> _WORK TASK_:
Which lines of the entries hold the string "this"? Copy each one.

[Stored data entries]
--------------------

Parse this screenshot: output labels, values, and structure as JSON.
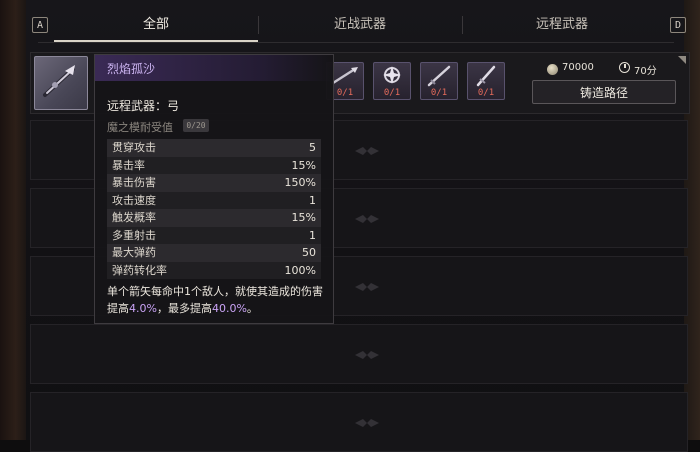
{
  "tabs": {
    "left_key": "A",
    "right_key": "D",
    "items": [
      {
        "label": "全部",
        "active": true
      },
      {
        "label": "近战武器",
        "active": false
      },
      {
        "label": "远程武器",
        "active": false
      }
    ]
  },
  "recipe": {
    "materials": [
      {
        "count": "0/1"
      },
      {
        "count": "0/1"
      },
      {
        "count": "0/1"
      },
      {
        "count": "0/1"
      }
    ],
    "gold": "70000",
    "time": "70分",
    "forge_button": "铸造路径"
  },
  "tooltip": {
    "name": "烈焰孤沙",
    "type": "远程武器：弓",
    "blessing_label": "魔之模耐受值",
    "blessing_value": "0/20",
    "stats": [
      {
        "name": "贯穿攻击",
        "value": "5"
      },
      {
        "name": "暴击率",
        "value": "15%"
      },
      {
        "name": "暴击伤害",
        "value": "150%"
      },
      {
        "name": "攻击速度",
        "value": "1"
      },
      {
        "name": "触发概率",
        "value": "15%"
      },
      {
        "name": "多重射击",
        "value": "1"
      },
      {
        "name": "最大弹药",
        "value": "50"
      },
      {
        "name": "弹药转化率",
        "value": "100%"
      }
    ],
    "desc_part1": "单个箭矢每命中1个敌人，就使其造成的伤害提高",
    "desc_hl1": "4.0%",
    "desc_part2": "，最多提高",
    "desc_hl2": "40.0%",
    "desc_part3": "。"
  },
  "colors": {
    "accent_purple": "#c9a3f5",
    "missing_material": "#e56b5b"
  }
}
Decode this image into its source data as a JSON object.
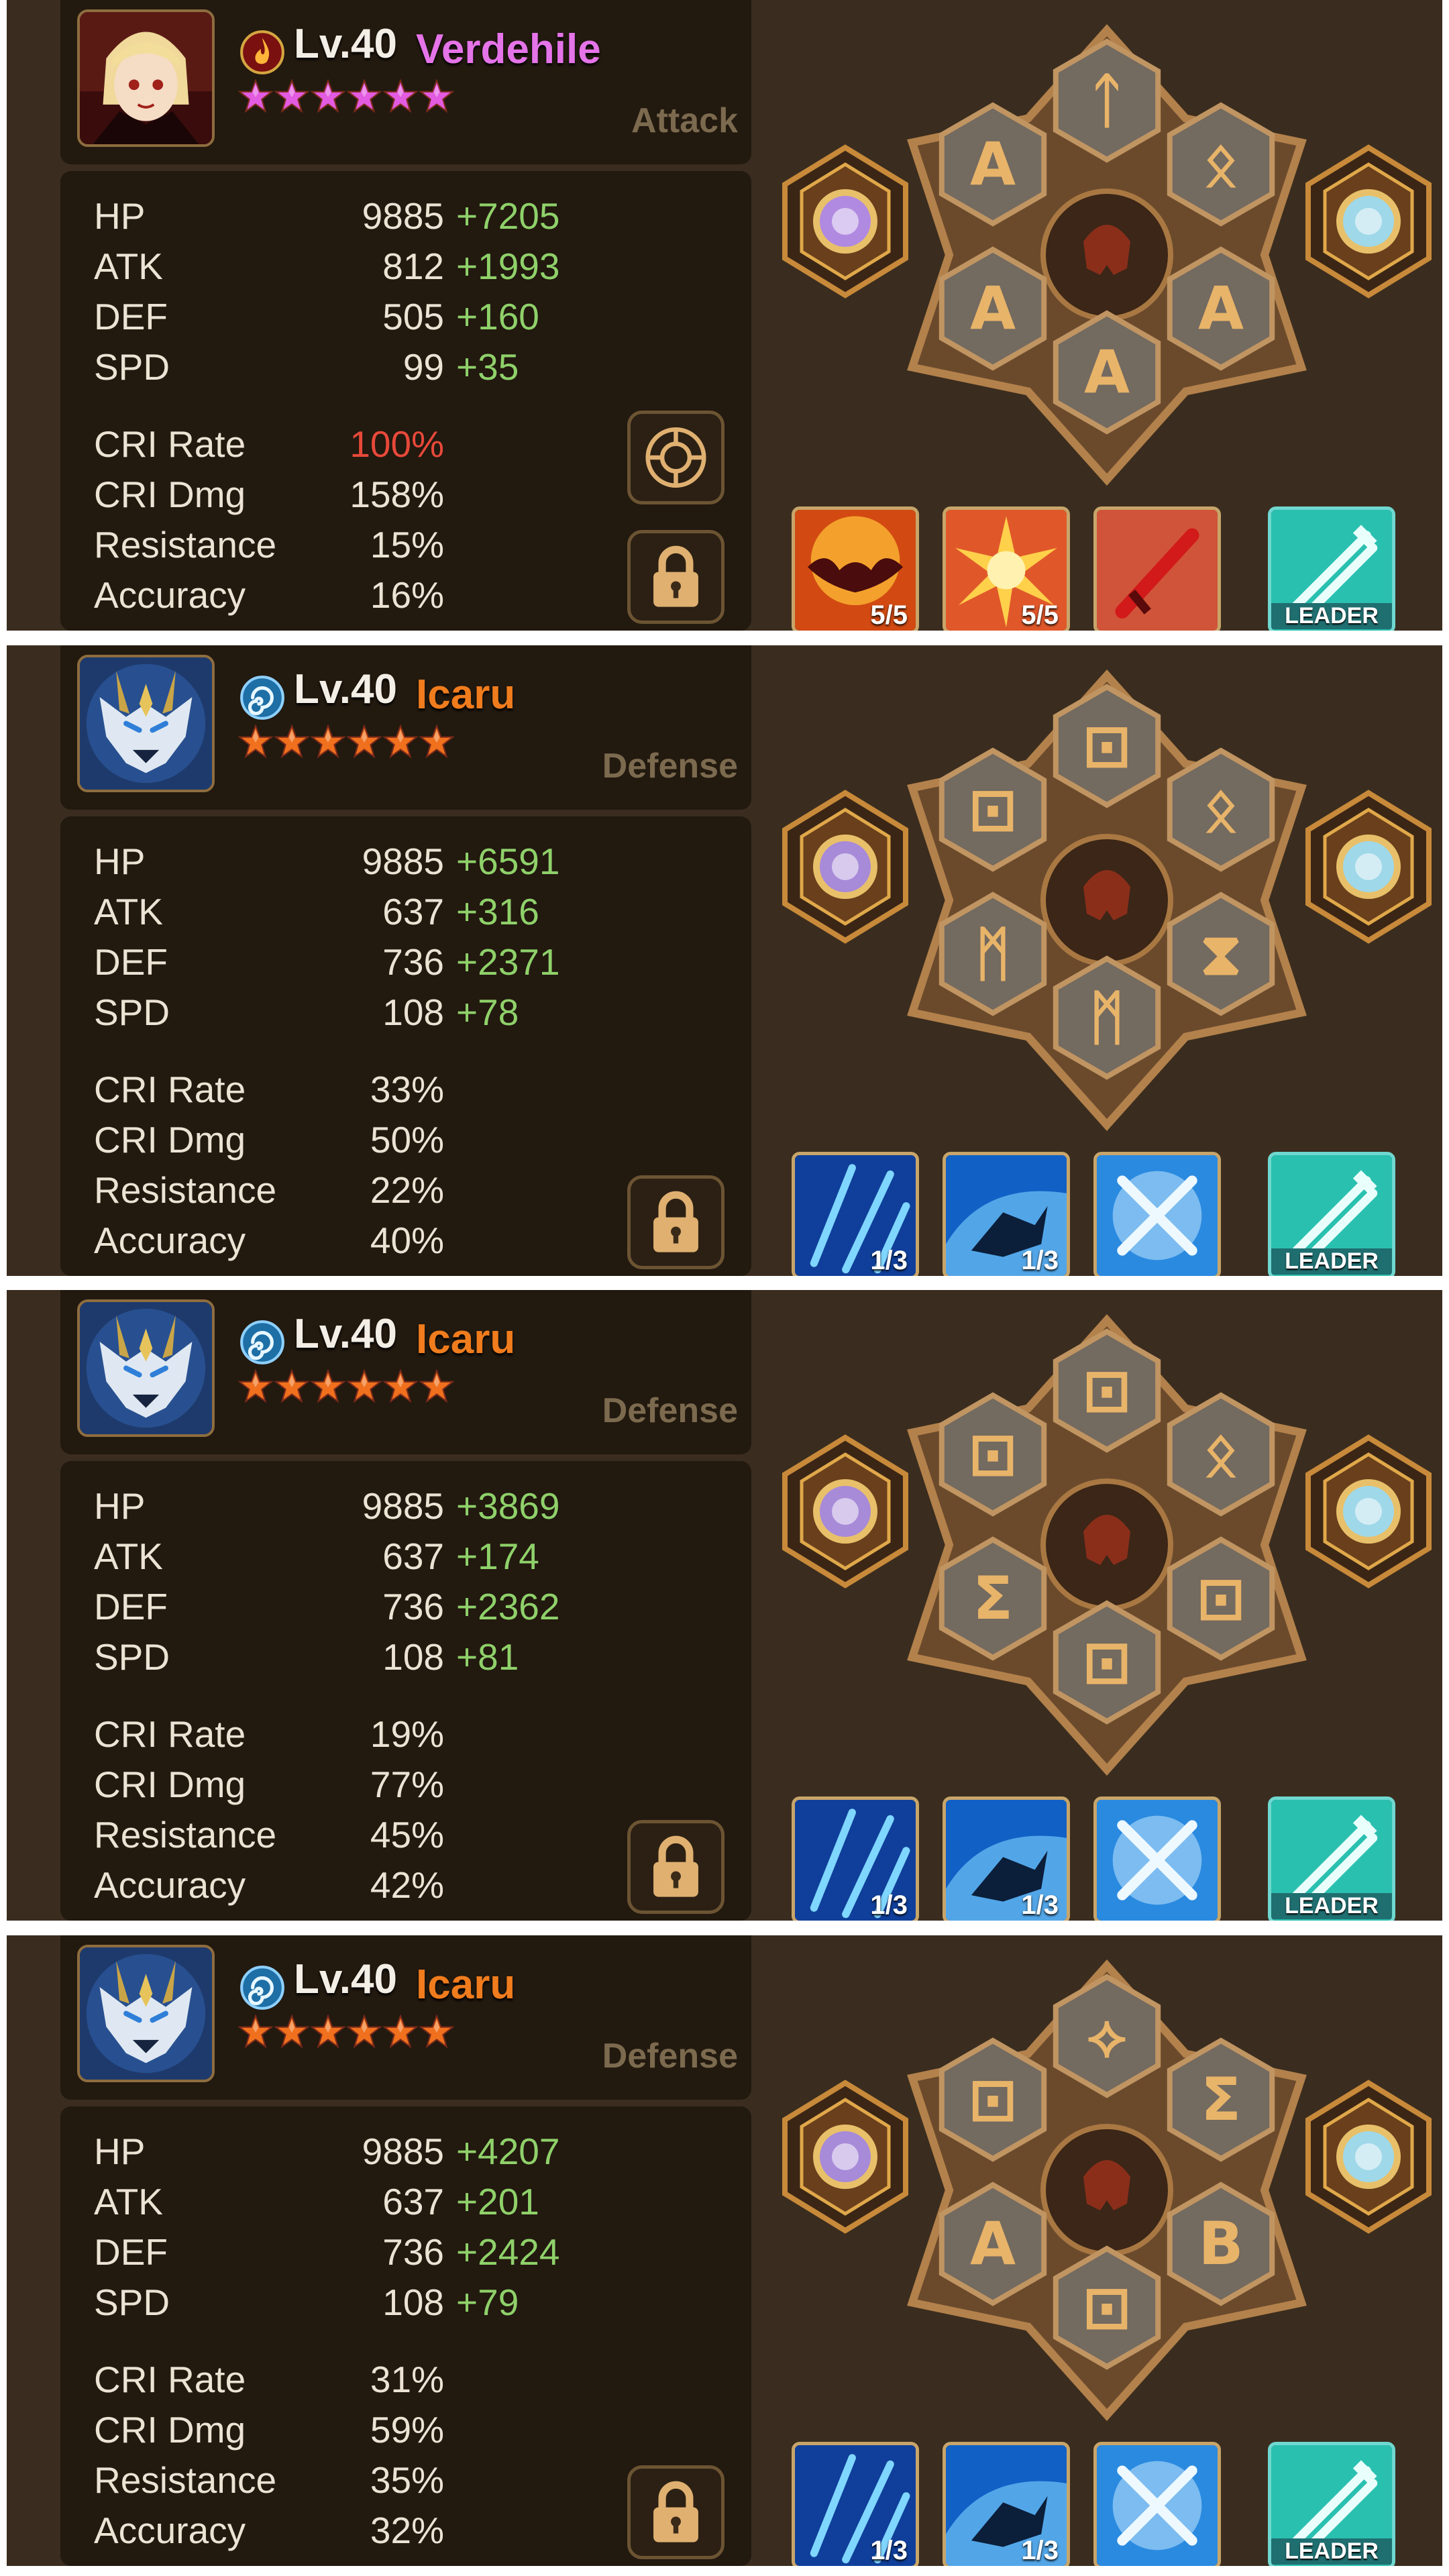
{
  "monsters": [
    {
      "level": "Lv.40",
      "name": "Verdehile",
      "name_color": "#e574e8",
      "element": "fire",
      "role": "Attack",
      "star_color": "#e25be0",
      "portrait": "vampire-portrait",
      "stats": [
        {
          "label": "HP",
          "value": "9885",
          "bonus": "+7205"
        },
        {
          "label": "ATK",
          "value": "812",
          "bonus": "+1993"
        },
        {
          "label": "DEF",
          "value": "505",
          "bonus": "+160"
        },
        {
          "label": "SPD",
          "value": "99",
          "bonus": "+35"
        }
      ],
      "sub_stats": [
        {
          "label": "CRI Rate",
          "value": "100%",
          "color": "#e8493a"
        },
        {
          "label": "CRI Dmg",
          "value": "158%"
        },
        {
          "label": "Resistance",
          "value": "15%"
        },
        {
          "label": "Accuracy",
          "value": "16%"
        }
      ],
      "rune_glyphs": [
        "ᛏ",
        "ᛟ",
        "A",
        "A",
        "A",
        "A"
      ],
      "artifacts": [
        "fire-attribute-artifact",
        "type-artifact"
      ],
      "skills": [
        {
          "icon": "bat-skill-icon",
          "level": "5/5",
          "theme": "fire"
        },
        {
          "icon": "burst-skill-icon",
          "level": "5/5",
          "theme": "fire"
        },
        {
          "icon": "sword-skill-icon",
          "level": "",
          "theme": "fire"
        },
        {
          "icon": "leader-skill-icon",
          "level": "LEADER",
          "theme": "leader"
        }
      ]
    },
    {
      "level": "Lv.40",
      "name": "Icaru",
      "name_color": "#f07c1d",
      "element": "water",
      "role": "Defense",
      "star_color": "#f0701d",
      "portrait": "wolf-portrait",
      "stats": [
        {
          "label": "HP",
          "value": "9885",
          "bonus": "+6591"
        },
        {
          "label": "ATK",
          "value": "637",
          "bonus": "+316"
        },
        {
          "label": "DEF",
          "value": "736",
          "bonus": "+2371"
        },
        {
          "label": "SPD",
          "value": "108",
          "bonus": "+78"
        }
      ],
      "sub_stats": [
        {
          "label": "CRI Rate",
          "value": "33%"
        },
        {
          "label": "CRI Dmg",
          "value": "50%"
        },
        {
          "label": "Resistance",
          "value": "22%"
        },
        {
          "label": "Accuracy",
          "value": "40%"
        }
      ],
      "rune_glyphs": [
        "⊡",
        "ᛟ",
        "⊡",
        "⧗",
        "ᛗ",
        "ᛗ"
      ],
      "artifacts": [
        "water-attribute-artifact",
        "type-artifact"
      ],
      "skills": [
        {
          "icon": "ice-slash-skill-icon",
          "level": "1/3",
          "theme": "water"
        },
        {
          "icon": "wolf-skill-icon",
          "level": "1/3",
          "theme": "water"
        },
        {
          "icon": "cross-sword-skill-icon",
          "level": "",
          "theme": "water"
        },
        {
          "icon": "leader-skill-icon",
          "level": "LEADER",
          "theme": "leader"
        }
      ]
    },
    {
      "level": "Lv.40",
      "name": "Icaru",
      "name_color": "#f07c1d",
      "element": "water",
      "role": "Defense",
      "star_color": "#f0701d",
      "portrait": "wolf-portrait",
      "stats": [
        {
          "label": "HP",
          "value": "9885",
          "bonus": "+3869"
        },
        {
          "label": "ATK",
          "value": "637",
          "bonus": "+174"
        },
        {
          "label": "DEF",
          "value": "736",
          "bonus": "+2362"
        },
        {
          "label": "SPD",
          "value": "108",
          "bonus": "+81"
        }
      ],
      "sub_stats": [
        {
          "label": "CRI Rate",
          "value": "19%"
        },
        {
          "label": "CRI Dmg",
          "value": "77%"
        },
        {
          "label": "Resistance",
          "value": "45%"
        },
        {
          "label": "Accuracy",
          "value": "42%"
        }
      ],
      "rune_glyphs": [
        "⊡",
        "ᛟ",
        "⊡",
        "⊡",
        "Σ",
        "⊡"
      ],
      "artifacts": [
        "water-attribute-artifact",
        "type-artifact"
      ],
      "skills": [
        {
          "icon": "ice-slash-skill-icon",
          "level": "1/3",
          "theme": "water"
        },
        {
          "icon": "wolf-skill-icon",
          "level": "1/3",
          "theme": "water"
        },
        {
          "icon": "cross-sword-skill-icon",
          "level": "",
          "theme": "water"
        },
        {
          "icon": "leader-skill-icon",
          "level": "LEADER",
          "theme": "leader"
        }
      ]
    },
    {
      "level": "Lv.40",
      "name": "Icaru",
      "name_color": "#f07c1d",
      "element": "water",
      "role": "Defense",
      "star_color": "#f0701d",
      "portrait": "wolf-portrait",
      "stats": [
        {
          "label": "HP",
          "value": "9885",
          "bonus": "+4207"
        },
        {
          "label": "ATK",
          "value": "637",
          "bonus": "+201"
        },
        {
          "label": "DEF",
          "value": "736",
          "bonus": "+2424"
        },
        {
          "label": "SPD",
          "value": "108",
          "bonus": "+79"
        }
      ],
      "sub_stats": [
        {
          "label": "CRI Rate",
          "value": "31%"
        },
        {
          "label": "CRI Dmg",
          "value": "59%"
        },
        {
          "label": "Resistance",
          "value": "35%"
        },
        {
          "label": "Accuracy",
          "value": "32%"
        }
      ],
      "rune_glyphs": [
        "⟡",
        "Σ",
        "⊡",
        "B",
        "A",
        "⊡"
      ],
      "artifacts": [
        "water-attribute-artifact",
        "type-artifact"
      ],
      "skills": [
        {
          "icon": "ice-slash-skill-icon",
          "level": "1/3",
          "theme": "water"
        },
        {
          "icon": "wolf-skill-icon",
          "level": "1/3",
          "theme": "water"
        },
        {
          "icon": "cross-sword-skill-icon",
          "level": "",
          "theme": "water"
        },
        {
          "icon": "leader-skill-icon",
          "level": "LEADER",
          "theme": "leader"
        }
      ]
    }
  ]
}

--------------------

> _EXERCISE SOLUTION_:
Parse this screenshot: output labels, values, and structure as JSON.
Decode this image into its source data as a JSON object.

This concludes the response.